Professor Brian Gabrielli is constantly being put on his pedestal for the great work he does leading Mater’s world leading research into melanoma, ensuring Smiddy funds have the greatest impact. Unfortunately, a man of such incredible intelligence sometimes lets slip in other parts of life. By the first stop it was revealed Brian had left his notoriously thick wallet behind at Ferntree Lodge – some happy road crew were sent back to retrieve it. He doubled down at morning tea when he pulled his room key his back pocket and innocently asked “were we meant to return these?”.

Those two efforts earned him a new moniker, Professor Obvious. As a result Jamie Forster was able to sneak under the radar, with many not aware he left his laundry behind.


Day two heralded a few early comments about fatigue in the legs. I tried to convey some advice I received from the great Phil ‘Skippy’ Anderson over a decade a go on his first Smiddy ride. He told me “no one should be in the big chain ring” – that one should maintain a high cadence to look after the legs. Muscular Skeletal expert Sam Woods has taken this advice very seriously and can be regularly found spinning at 100+RPM. Sam is now “Captain Cadence” in peloton one. The same can’t be said for Mick Young, who after 14 years in the Smiddy peloton, has never recorded a cadence above 40RPM. It may explain why he cracked his crankset on day one and had Ryan strip Killer’s bike to replace it at the end of today’s stage.

As riders enjoyed another ferry crossing of the Daintree River, the reality of a reverse tailwind came apparent. As beneficiaries of a great tailwind on day one it was clear the return trip south wouldn’t be so kind.

Peloton one knuckled down as a tightknit unit working seamlessly and supporting one another into morning tea. The same can’t be said for peloton two. They were given the green light for “every man and woman for themselves” and a small breakaway group smashed themselves over the 10kms into Daintree Village. The Spirit jersey must have been made of heavy polyester judging by the saturation of sweat Brendan presented in at morning tea. The road crew have arranged for twice daily laundry for the great man.

At morning tea, there were whispers of a wee vehicle accident with a Smiddy great. Captain Kev has been fining riders at a whim for making mistakes on tour with regards to sun safety and other minor offences.

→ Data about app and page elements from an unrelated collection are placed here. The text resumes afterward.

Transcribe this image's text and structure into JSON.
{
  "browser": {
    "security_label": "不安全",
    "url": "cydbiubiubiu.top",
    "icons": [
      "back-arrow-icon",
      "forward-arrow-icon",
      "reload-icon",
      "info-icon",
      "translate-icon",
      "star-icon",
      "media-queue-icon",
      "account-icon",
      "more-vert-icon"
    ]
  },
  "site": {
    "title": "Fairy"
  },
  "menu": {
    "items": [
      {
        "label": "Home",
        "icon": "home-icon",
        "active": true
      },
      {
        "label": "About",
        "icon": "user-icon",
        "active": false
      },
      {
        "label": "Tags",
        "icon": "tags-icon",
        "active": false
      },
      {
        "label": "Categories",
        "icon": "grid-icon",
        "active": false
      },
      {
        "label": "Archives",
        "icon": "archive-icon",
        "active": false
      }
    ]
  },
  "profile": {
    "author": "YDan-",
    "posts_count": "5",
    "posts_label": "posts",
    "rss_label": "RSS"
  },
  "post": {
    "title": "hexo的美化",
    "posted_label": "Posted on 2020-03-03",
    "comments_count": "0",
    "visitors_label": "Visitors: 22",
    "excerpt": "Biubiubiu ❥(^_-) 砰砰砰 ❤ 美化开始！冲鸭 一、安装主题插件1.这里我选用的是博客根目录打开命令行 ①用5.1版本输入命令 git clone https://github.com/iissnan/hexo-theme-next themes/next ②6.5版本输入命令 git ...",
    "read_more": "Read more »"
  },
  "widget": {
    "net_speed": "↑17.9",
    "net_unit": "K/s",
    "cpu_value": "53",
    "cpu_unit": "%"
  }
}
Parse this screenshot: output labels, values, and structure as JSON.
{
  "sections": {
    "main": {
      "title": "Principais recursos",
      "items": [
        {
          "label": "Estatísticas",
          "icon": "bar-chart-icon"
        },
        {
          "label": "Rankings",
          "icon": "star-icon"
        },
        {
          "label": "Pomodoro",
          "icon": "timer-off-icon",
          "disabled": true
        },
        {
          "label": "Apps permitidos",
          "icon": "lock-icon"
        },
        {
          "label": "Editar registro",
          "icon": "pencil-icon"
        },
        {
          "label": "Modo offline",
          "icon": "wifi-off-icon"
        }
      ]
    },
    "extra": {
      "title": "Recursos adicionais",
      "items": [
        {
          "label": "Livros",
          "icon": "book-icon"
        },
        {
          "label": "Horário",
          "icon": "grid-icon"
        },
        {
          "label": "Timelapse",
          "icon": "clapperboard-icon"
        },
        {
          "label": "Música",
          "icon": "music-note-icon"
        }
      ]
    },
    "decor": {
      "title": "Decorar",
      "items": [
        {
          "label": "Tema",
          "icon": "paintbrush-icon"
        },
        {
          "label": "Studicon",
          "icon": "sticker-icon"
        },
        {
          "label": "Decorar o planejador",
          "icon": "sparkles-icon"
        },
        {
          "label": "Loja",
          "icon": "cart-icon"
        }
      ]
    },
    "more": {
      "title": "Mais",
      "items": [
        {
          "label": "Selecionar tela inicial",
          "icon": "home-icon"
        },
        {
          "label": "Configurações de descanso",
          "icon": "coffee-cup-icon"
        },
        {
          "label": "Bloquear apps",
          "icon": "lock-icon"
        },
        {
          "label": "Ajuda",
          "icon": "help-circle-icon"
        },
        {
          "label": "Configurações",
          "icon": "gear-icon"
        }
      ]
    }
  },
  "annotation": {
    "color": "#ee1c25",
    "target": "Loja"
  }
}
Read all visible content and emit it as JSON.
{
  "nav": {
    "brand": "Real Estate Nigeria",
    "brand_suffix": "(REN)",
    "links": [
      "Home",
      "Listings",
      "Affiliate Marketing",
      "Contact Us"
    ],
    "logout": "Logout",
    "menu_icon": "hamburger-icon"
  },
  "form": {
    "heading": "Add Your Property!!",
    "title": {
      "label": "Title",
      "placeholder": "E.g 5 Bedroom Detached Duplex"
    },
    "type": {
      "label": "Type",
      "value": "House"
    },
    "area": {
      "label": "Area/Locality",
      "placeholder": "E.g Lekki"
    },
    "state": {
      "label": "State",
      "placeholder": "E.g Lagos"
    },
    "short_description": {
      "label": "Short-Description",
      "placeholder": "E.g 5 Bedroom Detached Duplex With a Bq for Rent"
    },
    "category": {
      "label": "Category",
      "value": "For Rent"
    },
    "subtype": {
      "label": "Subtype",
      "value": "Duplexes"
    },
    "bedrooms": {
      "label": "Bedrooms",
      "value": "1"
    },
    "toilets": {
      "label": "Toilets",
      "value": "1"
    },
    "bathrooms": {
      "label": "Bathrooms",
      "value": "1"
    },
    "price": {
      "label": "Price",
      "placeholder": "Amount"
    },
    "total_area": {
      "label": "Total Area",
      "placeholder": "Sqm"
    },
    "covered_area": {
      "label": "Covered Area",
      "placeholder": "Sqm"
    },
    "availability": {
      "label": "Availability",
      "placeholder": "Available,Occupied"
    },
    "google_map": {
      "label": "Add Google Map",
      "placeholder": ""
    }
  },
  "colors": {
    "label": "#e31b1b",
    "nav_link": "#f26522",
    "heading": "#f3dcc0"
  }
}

It’s fair to say Kevvy could be issued a fairly hefty fine for reversing the Smiddy ute into a pole and giving it a little bodywork. Peloton 2 were told nothing of the incident such is Kev’s ability to quietly cover up his own misdemeanours.

The stretch after morning tea was a challenging time for both pelotons as the reverse tailwind picked up. With more traffic on the road, both pelotons were forced into single file at times to ensure road rage was kept to a minimum. DSS Cope did a stellar job in his police escort vehicle keeping the riders safe. Thanks so much Copey for taking time away from home to look after the team.

During these tough times on the road the Smiddy spirit shines through with riders looking out for one another. There were some stellar efforts from the likes of Kirsteen Masson and Stinky Dave, leading from the front. Wongy also deserves a call out for her care for other riders, effortlessly gliding through the peloton to help others. It may have been the excitement from riding through Wonga Beach, her riding strength seemingly going up another level.

A left turn off Captain Cook Highway and the riders had the sniff of day’s end; a wonderful lunch was enjoyed seaside in Port Douglas. We can’t thank the road crew enough for all they do to look after each and every rider out there. It was a wonderful location for the day’s huddle with Stephen Russell and Brendan Flanagan acknowledging the road crew and riders respectively.

A short pedal back to Oaks Resort and day two was done. Tomorrow shapes as our biggest day on the pedals, as we climb into the Tablelands. The riders are naturally resting up with protein shakes and massages, treating their bodies as a temple.